1911 Encyclopædia Britannica/Laval
LAVAL, a town of north-western France, capital of the department of Mayenne, on the Mayenne river, 188 m. W.S.W. of Paris by rail. Pop. (1906) 24,874. On the right bank of the river stands the old feudal city, with its ancient castle and its irregularly built houses whose slate roofs and pointed gables peep from the groves of trees which clothe the hill. On the left bank the regularly built new town extends far into the plain. The river, here 80 yds. broad, is crossed by the handsome railway viaduct, a beautiful stone bridge called Pont Neuf, and the Pont Vieux with three pointed arches, built in the 16th century. There is communication by steamer as far as Angers. Laval may justly claim to be one of the loveliest of French towns. Its most curious and interesting monument is the sombre old castle of the counts (now a prison) with a donjon of the 12th century, the roof of which presents a fine example of the timberwork superseded afterwards by stone machicolation. The “new castle,” dating partly from the Renaissance, serves as court-house. Laval possesses several churches of different periods: in that of the Trinity, which serves as the cathedral, the transept and nave are of the 12th century while the choir is of the 16th; St Vénérand (15th century) has good stained glass; Notre-Dame des Cordeliers, which dates from the end of the 14th century or the beginning of the 15th, has some fine marble altars. Half-a-mile below the Pont Vieux is the beautiful 12th-century church of Avenières, with an ornamental spire of 1534. The finest remaining relic of the ancient fortifications is the Beucheresse gate near the cathedral. The narrow streets around the castle are bordered by many old houses of the 15th and 16th century, chief among which is that known as the “Maison du Grand Veneur.” There are an art-museum, a museum of natural history and archaeology and a library. The town is embellished by fine promenades, at the entrance of one of which, facing the mairie, stands the statue of the celebrated surgeon Ambroise Paré (1517–1590). Laval is the seat of a prefect, a bishopric created in 1855, and a court of assizes, and has tribunals of first instance and of commerce, a chamber of commerce, a board of trade-arbitrators, training colleges, an ecclesiastical seminary and a lycée for boys. The principal industry of the town is the cloth manufacture, introduced from Flanders in the 14th century. The production of fabrics of linen, of cotton or of mixtures of both, occupies some 10,000 hands in the town and suburbs. Among the numerous other industries are metal-founding, flour-milling, tanning, dyeing, the making of boots and shoes, and the sawing of the marble quarried in the vicinity. There is trade in grain.

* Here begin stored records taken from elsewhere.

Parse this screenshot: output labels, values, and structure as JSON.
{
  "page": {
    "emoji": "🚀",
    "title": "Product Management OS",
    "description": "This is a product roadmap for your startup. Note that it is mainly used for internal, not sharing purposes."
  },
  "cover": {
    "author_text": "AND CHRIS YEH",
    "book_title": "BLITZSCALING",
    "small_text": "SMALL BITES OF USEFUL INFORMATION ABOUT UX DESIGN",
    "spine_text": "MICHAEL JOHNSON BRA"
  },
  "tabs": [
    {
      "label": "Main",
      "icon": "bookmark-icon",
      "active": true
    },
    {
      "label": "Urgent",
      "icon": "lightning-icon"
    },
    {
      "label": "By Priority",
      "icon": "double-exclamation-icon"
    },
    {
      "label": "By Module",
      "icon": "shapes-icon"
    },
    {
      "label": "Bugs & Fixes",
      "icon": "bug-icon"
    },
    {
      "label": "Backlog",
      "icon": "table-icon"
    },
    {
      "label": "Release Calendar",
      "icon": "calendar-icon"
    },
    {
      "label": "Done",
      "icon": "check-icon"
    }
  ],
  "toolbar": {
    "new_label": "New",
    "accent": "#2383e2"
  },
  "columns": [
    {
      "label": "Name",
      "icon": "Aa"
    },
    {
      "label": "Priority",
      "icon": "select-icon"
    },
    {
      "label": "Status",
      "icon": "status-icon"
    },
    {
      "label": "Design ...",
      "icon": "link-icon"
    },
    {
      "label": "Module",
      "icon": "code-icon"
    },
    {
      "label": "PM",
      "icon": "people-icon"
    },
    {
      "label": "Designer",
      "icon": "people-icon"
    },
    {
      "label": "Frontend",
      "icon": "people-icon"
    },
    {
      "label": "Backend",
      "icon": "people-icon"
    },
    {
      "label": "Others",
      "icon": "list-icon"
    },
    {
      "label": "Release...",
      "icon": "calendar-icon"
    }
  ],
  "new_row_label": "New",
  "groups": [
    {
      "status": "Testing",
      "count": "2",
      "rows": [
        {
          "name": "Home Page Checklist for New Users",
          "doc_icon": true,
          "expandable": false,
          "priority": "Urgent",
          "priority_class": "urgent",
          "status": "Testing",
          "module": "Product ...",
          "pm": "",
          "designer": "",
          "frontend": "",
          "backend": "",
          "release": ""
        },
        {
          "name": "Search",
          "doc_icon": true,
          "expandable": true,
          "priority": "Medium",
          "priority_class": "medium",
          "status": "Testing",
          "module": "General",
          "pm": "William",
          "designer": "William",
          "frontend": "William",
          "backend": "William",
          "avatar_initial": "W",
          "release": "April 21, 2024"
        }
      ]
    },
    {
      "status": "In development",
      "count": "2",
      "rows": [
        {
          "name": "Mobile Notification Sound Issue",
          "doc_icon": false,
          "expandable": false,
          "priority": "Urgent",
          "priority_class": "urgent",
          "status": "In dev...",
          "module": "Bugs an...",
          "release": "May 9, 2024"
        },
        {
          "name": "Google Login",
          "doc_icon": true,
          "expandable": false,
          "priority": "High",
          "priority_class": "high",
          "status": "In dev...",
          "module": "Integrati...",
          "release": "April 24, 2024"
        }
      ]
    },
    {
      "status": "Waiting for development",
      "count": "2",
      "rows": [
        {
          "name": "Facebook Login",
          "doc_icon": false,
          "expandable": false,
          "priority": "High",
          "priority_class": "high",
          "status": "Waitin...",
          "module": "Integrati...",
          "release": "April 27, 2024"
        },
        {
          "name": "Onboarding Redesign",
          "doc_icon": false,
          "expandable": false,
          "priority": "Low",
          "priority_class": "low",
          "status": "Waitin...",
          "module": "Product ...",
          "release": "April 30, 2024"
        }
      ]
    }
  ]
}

Laval is not known to have existed before the 9th century. It was taken by John Talbot, earl of Shrewsbury, in 1428, changed hands several times during the wars of the League, and played an important part at the end of the 18th century in the war of La Vendée.
Seigneurs and Counts of Laval. The castle of Laval was founded at the beginning of the 11th century by a lord of the name of Guy, and remained in the possession of his male descendants until the 13th century. In 1218 the lordship passed to the house of Montmorency by the marriage of Emma, daughter of Guy VI. of Laval, to Mathieu de Montmorency, the hero of the battle of Bouvines. Of this union was born Guy VII. seigneur of Laval, the ancestor of the second house of Laval. Anne of Laval (d. 1466), the heiress of the second family, married John de Montfort, who took the name of Guy (XIII.) of Laval. At Charles VII.’s coronation (1429) Guy XIV., who was afterwards son-in-law of John V., duke of Brittany, and father-in-law of King René of Anjou, was created count of Laval, and the countship remained in the possession of Guy’s male descendants until 1547. After the Montforts, the countship of Laval passed by inheritance to the families of Rieux and Sainte Maure, to the Colignys, and finally to the La Trémoilles, who held it until the Revolution.
See Bertrand de Broussillon, La Maison de Laval (3 vols., 1895–1900).